RECORDS SHOWN:

>>

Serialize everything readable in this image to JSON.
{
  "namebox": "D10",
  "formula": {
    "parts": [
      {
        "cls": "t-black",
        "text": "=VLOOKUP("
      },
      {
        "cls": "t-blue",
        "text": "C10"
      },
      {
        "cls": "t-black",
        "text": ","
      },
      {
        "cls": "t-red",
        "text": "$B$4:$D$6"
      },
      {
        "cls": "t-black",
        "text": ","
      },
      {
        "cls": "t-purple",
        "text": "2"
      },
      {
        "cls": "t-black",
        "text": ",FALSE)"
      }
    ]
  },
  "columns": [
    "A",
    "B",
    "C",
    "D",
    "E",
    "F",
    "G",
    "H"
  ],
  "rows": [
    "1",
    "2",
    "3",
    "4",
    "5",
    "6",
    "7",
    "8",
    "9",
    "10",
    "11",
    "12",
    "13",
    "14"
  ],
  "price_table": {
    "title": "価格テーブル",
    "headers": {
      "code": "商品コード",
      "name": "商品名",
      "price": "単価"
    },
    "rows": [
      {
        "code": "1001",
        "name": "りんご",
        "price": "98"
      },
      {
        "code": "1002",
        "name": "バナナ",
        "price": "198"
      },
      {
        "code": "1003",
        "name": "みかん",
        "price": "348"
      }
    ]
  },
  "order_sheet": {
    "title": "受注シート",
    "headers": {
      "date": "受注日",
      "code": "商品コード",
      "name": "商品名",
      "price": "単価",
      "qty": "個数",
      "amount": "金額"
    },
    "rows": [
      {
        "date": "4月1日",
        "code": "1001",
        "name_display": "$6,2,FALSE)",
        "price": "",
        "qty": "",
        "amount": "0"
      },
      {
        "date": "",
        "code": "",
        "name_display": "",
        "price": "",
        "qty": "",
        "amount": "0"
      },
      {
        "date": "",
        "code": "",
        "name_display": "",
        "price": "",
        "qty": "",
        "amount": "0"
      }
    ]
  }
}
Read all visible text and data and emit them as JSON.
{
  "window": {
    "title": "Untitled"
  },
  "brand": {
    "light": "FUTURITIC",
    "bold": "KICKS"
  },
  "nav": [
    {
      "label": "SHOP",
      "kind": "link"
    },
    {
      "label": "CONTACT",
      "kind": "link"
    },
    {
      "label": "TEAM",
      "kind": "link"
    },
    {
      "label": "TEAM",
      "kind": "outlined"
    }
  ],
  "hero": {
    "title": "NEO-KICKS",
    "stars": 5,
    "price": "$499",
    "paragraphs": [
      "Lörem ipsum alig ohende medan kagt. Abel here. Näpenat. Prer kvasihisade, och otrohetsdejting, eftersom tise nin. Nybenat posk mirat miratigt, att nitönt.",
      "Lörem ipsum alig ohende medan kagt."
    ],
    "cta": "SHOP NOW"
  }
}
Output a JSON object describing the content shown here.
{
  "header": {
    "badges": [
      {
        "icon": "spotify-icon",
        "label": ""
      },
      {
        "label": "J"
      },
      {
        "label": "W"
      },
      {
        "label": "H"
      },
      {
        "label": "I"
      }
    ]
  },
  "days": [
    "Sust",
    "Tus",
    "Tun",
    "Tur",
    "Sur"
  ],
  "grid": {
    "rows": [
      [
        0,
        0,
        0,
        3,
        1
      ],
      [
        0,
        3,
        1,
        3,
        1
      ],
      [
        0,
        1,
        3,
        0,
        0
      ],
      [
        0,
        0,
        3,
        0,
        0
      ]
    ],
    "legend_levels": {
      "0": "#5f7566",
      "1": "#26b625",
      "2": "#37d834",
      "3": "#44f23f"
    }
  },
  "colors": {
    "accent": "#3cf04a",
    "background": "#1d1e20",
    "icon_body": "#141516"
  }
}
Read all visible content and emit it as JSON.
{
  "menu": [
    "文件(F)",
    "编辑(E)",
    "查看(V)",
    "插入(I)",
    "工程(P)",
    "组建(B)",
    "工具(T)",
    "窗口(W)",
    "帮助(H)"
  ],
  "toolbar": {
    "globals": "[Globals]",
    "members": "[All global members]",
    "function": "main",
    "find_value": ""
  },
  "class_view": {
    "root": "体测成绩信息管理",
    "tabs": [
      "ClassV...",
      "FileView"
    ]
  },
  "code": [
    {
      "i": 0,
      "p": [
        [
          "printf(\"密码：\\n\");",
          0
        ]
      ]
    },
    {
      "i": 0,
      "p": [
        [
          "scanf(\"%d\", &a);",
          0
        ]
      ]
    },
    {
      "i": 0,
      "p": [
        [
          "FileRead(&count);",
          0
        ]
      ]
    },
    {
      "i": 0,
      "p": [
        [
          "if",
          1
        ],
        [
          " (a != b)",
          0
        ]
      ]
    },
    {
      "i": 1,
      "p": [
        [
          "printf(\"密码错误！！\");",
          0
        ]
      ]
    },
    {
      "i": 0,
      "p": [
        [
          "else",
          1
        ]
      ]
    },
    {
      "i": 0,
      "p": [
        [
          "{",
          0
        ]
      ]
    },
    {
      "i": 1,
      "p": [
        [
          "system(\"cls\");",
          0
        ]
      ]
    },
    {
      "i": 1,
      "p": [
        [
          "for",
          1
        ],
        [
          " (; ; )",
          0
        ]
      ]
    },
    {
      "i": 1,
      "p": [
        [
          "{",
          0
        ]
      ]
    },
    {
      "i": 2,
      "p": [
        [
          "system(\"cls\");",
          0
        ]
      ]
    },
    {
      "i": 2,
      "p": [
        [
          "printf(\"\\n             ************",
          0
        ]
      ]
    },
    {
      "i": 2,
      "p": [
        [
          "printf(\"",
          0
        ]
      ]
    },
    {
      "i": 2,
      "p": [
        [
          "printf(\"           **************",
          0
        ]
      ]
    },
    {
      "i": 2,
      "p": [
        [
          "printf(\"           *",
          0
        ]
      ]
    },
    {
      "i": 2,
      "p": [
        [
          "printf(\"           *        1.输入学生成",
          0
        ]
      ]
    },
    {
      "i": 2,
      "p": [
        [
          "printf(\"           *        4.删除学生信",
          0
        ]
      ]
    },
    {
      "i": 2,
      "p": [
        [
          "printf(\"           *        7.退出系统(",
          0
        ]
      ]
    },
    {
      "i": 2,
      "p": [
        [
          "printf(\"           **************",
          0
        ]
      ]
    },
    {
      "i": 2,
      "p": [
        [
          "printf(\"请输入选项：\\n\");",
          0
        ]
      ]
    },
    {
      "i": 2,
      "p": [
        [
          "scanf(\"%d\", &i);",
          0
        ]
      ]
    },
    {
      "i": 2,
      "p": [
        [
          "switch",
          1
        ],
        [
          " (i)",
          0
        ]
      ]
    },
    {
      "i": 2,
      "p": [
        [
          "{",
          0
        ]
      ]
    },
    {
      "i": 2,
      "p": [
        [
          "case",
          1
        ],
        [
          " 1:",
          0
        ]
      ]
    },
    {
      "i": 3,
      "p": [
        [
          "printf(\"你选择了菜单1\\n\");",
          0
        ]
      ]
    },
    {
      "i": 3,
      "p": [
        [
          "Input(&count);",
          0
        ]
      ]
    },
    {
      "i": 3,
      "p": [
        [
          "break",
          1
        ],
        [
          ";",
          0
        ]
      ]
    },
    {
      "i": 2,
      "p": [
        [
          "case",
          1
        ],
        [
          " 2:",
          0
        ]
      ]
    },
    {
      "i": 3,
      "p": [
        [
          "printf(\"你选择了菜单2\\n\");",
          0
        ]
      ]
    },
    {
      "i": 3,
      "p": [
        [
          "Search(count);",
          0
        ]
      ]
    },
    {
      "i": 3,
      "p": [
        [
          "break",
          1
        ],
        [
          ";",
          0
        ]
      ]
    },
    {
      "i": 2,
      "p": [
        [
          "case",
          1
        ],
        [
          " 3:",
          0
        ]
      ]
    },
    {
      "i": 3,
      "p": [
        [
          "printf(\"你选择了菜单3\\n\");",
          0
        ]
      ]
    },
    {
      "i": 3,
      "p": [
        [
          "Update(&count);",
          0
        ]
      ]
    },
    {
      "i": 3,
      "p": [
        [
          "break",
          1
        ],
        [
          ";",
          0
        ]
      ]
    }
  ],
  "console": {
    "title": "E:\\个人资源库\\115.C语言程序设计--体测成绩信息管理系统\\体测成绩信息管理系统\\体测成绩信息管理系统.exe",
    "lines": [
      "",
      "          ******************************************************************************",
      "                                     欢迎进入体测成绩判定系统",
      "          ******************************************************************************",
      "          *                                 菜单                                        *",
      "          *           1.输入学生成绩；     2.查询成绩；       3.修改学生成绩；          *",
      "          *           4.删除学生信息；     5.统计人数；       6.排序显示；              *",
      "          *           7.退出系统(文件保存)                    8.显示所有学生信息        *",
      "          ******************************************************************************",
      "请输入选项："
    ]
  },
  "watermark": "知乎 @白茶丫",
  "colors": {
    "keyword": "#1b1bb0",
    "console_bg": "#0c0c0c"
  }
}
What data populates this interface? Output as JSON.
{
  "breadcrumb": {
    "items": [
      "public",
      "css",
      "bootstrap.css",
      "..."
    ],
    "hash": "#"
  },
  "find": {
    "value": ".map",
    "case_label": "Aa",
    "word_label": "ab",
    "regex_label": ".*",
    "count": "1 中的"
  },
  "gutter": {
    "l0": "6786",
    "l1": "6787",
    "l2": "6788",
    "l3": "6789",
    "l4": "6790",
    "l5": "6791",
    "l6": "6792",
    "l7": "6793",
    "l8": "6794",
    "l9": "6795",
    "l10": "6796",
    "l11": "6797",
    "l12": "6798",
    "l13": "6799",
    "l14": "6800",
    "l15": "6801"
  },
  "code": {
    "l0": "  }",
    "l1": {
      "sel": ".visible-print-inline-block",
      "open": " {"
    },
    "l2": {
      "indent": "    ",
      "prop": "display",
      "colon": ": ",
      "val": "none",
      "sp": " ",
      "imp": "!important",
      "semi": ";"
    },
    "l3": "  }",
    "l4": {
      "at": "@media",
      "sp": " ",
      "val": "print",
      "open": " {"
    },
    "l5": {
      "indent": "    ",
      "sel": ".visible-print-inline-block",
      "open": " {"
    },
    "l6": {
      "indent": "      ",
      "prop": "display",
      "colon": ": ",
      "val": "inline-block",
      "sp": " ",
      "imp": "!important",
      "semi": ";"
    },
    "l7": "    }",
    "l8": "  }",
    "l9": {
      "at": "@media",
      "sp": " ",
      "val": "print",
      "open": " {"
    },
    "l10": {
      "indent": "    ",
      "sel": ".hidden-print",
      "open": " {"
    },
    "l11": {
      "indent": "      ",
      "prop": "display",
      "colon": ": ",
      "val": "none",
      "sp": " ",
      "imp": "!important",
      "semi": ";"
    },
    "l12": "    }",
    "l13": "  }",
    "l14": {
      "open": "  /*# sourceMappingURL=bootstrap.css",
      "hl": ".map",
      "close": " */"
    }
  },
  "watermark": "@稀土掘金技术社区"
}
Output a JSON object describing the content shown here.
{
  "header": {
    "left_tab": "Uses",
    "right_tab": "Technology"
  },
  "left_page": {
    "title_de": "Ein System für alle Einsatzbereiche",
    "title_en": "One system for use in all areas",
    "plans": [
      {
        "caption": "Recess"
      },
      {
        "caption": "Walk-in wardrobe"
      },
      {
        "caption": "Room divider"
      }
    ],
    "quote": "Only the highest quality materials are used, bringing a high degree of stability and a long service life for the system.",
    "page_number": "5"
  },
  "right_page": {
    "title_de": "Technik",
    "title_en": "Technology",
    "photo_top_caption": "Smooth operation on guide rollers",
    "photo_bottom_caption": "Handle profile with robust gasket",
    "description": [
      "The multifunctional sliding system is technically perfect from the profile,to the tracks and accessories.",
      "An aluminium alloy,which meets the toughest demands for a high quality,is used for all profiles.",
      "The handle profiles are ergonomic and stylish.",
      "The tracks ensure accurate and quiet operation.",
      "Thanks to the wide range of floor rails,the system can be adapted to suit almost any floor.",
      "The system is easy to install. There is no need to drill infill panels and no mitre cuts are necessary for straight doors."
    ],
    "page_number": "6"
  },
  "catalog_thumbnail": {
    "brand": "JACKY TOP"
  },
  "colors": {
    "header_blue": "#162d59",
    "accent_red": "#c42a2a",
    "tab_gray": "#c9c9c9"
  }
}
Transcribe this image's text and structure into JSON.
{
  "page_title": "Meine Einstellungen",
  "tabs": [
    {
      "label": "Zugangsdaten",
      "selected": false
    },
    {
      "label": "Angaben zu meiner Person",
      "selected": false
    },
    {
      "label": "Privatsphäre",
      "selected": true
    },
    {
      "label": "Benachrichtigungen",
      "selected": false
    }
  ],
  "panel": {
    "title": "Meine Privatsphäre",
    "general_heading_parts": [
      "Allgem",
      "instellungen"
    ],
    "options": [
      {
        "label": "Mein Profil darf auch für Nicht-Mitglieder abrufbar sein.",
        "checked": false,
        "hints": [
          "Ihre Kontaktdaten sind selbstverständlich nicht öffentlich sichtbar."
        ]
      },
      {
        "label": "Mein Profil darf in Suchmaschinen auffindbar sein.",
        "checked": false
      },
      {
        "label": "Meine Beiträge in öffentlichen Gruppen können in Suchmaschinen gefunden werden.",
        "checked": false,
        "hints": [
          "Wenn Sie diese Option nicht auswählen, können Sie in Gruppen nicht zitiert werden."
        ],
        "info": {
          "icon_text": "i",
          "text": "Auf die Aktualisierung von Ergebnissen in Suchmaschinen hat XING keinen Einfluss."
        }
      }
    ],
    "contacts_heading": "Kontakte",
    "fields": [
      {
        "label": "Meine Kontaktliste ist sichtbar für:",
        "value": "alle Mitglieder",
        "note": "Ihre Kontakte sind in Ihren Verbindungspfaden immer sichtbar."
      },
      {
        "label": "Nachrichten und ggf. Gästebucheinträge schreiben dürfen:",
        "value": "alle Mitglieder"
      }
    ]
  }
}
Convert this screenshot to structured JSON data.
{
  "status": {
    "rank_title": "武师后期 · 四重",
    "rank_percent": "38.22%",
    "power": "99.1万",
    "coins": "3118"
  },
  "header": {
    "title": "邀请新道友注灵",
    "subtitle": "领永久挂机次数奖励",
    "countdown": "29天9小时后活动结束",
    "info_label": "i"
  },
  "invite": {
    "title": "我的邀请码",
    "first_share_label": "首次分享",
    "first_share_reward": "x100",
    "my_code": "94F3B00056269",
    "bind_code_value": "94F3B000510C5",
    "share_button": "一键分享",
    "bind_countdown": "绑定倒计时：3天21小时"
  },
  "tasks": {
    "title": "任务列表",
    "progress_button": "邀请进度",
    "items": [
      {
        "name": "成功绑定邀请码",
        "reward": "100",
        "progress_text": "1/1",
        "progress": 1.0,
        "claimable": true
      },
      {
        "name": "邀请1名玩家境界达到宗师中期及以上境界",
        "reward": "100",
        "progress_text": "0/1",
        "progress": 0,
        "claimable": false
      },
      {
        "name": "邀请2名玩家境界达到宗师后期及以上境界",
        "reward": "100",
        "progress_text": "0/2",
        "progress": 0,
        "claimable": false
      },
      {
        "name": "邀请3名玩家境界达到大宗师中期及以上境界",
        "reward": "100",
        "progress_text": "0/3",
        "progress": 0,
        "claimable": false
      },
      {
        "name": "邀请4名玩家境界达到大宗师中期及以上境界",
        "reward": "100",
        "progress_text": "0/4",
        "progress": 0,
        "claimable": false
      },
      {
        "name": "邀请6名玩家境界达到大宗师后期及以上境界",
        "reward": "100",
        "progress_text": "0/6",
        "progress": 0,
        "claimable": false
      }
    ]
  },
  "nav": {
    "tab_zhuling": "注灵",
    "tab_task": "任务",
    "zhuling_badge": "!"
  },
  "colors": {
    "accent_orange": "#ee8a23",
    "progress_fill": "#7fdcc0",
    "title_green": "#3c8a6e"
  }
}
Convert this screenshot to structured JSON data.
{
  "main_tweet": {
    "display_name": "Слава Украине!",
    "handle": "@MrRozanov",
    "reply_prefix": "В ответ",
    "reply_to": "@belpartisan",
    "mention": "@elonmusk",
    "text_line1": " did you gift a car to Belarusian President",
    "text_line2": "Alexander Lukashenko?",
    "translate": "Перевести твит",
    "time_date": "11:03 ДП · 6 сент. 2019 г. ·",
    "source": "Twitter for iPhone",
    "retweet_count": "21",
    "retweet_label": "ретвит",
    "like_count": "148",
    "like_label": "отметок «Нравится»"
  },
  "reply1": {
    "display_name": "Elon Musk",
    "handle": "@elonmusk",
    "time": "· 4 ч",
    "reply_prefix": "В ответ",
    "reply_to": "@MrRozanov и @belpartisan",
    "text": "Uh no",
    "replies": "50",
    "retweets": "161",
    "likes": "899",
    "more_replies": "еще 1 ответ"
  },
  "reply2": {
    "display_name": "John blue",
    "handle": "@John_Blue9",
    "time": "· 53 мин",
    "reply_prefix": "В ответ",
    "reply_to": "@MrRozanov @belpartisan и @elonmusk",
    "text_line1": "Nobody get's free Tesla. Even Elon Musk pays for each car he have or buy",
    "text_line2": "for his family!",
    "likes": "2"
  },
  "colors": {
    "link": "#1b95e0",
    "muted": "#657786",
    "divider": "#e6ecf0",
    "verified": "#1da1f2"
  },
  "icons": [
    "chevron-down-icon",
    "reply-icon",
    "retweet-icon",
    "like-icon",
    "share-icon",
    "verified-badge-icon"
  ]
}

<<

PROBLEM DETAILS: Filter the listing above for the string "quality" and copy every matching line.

SOLUTION:
    "quote": "Only the highest quality materials are used, bringing a high degree of stability and a long service life for the system.",
      "An aluminium alloy,which meets the toughest demands for a high quality,is used for all profiles.",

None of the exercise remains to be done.